**Data extracted from a collection**

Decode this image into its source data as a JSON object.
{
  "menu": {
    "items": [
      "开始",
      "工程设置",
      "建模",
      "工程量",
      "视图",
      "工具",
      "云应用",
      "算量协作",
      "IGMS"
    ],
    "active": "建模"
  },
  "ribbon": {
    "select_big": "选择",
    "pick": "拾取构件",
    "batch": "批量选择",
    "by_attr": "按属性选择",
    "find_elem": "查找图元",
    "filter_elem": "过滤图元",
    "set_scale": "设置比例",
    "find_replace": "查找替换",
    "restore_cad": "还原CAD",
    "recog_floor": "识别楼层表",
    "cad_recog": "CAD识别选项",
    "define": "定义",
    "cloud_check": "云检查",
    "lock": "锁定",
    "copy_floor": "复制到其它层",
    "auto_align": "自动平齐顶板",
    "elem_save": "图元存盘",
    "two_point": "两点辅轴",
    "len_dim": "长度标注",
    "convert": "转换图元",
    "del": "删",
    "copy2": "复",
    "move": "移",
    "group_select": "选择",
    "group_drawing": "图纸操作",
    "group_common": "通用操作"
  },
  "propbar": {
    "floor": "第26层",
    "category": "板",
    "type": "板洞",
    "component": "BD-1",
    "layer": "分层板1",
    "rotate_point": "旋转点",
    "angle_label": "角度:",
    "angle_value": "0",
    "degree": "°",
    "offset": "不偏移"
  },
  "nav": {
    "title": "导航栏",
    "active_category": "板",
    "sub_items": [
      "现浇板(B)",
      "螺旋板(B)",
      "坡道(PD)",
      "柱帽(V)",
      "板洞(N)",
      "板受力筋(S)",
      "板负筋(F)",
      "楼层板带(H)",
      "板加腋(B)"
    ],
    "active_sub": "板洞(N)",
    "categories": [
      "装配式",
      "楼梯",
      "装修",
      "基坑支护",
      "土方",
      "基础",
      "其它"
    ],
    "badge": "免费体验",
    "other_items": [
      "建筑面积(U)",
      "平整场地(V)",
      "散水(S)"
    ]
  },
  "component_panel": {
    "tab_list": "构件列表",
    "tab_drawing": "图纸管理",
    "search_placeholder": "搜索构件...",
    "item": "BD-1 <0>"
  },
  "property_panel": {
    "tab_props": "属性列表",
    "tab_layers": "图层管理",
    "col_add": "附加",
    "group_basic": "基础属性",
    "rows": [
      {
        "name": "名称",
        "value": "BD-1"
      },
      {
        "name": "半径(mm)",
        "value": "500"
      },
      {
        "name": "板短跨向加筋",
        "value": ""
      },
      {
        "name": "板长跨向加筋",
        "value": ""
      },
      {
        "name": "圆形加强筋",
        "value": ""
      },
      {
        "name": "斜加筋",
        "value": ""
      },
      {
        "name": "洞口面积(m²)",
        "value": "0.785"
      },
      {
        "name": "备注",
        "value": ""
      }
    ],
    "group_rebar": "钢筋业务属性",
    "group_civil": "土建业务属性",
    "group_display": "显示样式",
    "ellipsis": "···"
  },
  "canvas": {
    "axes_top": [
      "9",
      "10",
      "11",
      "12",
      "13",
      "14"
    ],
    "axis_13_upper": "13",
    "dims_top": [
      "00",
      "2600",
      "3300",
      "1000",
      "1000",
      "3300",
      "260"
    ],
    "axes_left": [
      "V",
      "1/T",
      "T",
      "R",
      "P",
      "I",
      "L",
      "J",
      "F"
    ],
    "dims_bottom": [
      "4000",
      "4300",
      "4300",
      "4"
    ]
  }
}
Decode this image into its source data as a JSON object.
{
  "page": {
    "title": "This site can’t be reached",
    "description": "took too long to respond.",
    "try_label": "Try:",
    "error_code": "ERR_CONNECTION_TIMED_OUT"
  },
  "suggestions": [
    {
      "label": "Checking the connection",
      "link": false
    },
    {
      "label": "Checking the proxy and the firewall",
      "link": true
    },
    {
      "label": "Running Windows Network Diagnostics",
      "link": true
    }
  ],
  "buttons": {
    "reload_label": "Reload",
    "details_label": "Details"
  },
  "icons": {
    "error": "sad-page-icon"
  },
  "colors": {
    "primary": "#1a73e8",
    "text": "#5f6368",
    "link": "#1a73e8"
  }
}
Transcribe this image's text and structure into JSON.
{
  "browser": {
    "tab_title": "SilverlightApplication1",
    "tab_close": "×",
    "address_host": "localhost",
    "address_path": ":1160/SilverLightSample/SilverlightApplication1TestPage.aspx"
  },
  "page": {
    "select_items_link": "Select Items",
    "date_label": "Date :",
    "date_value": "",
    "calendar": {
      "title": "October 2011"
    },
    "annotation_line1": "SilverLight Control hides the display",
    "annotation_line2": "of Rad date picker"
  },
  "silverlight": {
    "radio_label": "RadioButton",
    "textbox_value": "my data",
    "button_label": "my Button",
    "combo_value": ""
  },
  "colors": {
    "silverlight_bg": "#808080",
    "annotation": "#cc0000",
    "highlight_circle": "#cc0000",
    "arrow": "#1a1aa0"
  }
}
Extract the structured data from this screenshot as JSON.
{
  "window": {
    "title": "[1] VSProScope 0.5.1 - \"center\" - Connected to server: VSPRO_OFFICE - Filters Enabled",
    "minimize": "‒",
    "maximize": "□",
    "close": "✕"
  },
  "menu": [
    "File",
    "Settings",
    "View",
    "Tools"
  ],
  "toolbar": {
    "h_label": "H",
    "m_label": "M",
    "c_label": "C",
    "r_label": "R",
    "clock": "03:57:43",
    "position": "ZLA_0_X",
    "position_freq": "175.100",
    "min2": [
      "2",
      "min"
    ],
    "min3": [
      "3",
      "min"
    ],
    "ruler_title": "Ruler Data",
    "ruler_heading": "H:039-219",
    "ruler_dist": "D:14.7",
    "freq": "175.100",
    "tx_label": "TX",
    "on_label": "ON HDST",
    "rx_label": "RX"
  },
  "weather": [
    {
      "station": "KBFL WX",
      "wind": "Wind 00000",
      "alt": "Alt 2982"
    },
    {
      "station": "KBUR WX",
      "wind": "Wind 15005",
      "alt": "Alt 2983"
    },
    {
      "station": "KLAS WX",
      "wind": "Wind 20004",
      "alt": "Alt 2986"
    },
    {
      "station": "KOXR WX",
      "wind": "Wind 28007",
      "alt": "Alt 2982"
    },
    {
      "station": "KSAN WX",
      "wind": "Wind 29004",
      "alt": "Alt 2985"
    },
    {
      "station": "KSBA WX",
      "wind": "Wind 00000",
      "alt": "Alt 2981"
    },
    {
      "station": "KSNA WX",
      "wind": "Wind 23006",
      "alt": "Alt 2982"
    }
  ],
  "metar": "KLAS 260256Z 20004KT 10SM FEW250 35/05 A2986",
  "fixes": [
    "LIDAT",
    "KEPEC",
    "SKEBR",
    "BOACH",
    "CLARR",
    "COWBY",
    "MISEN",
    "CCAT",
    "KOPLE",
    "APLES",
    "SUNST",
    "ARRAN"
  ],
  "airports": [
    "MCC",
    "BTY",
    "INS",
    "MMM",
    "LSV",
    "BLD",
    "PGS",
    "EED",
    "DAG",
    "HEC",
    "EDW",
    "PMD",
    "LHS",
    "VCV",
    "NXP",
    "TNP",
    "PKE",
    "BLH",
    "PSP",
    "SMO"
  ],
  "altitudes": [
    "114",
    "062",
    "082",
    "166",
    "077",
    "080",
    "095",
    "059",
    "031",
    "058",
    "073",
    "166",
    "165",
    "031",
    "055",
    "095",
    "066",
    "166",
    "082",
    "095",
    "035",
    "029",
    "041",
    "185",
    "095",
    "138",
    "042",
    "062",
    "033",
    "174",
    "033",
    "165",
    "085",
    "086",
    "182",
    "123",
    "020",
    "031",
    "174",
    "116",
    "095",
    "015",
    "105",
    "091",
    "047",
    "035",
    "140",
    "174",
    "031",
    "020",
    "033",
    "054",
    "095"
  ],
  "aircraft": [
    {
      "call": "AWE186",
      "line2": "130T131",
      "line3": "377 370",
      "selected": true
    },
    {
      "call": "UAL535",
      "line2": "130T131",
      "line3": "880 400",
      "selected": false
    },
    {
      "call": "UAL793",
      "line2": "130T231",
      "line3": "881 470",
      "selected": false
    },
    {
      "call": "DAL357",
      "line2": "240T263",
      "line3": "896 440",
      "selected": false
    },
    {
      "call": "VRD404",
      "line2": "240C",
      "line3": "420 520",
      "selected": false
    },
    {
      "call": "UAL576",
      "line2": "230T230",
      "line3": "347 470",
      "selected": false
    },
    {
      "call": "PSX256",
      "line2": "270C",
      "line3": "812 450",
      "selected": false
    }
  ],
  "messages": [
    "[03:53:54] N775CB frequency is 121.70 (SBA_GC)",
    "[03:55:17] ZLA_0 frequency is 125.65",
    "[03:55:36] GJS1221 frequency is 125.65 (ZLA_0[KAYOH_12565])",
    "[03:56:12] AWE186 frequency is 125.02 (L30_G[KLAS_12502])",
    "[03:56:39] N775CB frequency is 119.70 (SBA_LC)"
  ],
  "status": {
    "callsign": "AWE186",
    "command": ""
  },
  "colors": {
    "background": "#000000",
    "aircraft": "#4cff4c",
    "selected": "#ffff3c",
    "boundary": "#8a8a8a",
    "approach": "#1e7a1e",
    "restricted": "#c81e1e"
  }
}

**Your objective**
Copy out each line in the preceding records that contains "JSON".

**Answer section**
Decode this image into its source data as a JSON object.
Decode this image into its source data as a JSON object.
Transcribe this image's text and structure into JSON.
Extract the structured data from this screenshot as JSON.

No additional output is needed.